> PROBLEM STATEMENT:
Repeat every entry below exactly as given.

> INPUT FOR THIS TASK:
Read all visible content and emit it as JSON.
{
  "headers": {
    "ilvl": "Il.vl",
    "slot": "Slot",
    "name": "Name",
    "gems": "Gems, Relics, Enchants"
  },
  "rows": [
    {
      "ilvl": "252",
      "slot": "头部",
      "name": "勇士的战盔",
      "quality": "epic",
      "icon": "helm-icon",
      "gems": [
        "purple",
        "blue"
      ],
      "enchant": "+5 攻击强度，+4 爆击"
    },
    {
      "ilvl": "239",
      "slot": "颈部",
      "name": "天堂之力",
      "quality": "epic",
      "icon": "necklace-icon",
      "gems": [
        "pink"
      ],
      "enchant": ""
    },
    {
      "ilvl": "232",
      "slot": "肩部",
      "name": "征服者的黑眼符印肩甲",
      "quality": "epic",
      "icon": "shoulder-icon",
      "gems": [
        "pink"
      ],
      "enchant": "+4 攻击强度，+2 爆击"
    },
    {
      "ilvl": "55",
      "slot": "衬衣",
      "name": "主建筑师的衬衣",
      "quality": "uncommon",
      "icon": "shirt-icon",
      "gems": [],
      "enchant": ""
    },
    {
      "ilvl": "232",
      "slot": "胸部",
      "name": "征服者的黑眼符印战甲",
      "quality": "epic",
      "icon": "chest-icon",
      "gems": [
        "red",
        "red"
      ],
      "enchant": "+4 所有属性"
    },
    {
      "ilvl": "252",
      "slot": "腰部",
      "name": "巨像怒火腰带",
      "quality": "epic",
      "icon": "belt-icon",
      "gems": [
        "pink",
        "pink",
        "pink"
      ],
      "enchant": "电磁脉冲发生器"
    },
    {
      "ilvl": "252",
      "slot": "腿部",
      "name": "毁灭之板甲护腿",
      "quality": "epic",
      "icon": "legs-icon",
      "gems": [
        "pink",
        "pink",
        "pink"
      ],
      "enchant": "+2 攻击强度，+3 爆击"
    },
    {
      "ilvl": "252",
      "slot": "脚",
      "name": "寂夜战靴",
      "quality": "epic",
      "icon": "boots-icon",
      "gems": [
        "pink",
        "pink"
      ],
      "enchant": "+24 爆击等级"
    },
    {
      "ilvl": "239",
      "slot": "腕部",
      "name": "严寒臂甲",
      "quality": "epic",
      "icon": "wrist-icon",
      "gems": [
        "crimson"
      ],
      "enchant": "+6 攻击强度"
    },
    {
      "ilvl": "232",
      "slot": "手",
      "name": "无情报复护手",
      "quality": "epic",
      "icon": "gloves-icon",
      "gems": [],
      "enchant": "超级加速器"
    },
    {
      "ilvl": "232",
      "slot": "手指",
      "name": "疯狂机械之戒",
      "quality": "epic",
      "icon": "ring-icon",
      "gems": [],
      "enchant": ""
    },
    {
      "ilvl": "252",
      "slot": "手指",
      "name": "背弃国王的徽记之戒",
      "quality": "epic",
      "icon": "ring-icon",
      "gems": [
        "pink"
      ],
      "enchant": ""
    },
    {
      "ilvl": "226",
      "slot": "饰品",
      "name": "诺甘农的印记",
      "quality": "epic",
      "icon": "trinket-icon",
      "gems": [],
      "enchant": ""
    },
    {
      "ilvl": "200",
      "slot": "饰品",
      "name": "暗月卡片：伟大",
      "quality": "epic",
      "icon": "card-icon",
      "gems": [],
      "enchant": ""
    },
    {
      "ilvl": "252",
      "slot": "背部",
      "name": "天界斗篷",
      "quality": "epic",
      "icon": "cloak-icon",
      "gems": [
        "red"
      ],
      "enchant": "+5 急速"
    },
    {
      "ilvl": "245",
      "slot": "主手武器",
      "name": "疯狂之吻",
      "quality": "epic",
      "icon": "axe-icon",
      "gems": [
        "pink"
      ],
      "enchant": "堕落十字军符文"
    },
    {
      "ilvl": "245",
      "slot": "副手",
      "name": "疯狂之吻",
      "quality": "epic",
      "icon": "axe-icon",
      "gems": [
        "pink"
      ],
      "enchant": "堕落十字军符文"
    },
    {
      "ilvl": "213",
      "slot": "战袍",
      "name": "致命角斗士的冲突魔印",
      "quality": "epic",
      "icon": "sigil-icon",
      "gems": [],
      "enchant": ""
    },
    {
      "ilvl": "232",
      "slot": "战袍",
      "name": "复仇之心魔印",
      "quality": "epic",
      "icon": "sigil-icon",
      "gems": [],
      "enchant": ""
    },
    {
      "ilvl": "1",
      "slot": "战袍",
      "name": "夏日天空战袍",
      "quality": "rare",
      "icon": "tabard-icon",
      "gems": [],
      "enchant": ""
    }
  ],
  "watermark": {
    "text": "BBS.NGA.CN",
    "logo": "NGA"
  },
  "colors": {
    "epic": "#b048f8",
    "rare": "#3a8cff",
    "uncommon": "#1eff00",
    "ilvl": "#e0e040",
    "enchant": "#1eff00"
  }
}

> RESULT BELOW:
Read all visible content and emit it as JSON.
{
  "headers": {
    "ilvl": "Il.vl",
    "slot": "Slot",
    "name": "Name",
    "gems": "Gems, Relics, Enchants"
  },
  "rows": [
    {
      "ilvl": "252",
      "slot": "头部",
      "name": "勇士的战盔",
      "quality": "epic",
      "icon": "helm-icon",
      "gems": [
        "purple",
        "blue"
      ],
      "enchant": "+5 攻击强度，+4 爆击"
    },
    {
      "ilvl": "239",
      "slot": "颈部",
      "name": "天堂之力",
      "quality": "epic",
      "icon": "necklace-icon",
      "gems": [
        "pink"
      ],
      "enchant": ""
    },
    {
      "ilvl": "232",
      "slot": "肩部",
      "name": "征服者的黑眼符印肩甲",
      "quality": "epic",
      "icon": "shoulder-icon",
      "gems": [
        "pink"
      ],
      "enchant": "+4 攻击强度，+2 爆击"
    },
    {
      "ilvl": "55",
      "slot": "衬衣",
      "name": "主建筑师的衬衣",
      "quality": "uncommon",
      "icon": "shirt-icon",
      "gems": [],
      "enchant": ""
    },
    {
      "ilvl": "232",
      "slot": "胸部",
      "name": "征服者的黑眼符印战甲",
      "quality": "epic",
      "icon": "chest-icon",
      "gems": [
        "red",
        "red"
      ],
      "enchant": "+4 所有属性"
    },
    {
      "ilvl": "252",
      "slot": "腰部",
      "name": "巨像怒火腰带",
      "quality": "epic",
      "icon": "belt-icon",
      "gems": [
        "pink",
        "pink",
        "pink"
      ],
      "enchant": "电磁脉冲发生器"
    },
    {
      "ilvl": "252",
      "slot": "腿部",
      "name": "毁灭之板甲护腿",
      "quality": "epic",
      "icon": "legs-icon",
      "gems": [
        "pink",
        "pink",
        "pink"
      ],
      "enchant": "+2 攻击强度，+3 爆击"
    },
    {
      "ilvl": "252",
      "slot": "脚",
      "name": "寂夜战靴",
      "quality": "epic",
      "icon": "boots-icon",
      "gems": [
        "pink",
        "pink"
      ],
      "enchant": "+24 爆击等级"
    },
    {
      "ilvl": "239",
      "slot": "腕部",
      "name": "严寒臂甲",
      "quality": "epic",
      "icon": "wrist-icon",
      "gems": [
        "crimson"
      ],
      "enchant": "+6 攻击强度"
    },
    {
      "ilvl": "232",
      "slot": "手",
      "name": "无情报复护手",
      "quality": "epic",
      "icon": "gloves-icon",
      "gems": [],
      "enchant": "超级加速器"
    },
    {
      "ilvl": "232",
      "slot": "手指",
      "name": "疯狂机械之戒",
      "quality": "epic",
      "icon": "ring-icon",
      "gems": [],
      "enchant": ""
    },
    {
      "ilvl": "252",
      "slot": "手指",
      "name": "背弃国王的徽记之戒",
      "quality": "epic",
      "icon": "ring-icon",
      "gems": [
        "pink"
      ],
      "enchant": ""
    },
    {
      "ilvl": "226",
      "slot": "饰品",
      "name": "诺甘农的印记",
      "quality": "epic",
      "icon": "trinket-icon",
      "gems": [],
      "enchant": ""
    },
    {
      "ilvl": "200",
      "slot": "饰品",
      "name": "暗月卡片：伟大",
      "quality": "epic",
      "icon": "card-icon",
      "gems": [],
      "enchant": ""
    },
    {
      "ilvl": "252",
      "slot": "背部",
      "name": "天界斗篷",
      "quality": "epic",
      "icon": "cloak-icon",
      "gems": [
        "red"
      ],
      "enchant": "+5 急速"
    },
    {
      "ilvl": "245",
      "slot": "主手武器",
      "name": "疯狂之吻",
      "quality": "epic",
      "icon": "axe-icon",
      "gems": [
        "pink"
      ],
      "enchant": "堕落十字军符文"
    },
    {
      "ilvl": "245",
      "slot": "副手",
      "name": "疯狂之吻",
      "quality": "epic",
      "icon": "axe-icon",
      "gems": [
        "pink"
      ],
      "enchant": "堕落十字军符文"
    },
    {
      "ilvl": "213",
      "slot": "战袍",
      "name": "致命角斗士的冲突魔印",
      "quality": "epic",
      "icon": "sigil-icon",
      "gems": [],
      "enchant": ""
    },
    {
      "ilvl": "232",
      "slot": "战袍",
      "name": "复仇之心魔印",
      "quality": "epic",
      "icon": "sigil-icon",
      "gems": [],
      "enchant": ""
    },
    {
      "ilvl": "1",
      "slot": "战袍",
      "name": "夏日天空战袍",
      "quality": "rare",
      "icon": "tabard-icon",
      "gems": [],
      "enchant": ""
    }
  ],
  "watermark": {
    "text": "BBS.NGA.CN",
    "logo": "NGA"
  },
  "colors": {
    "epic": "#b048f8",
    "rare": "#3a8cff",
    "uncommon": "#1eff00",
    "ilvl": "#e0e040",
    "enchant": "#1eff00"
  }
}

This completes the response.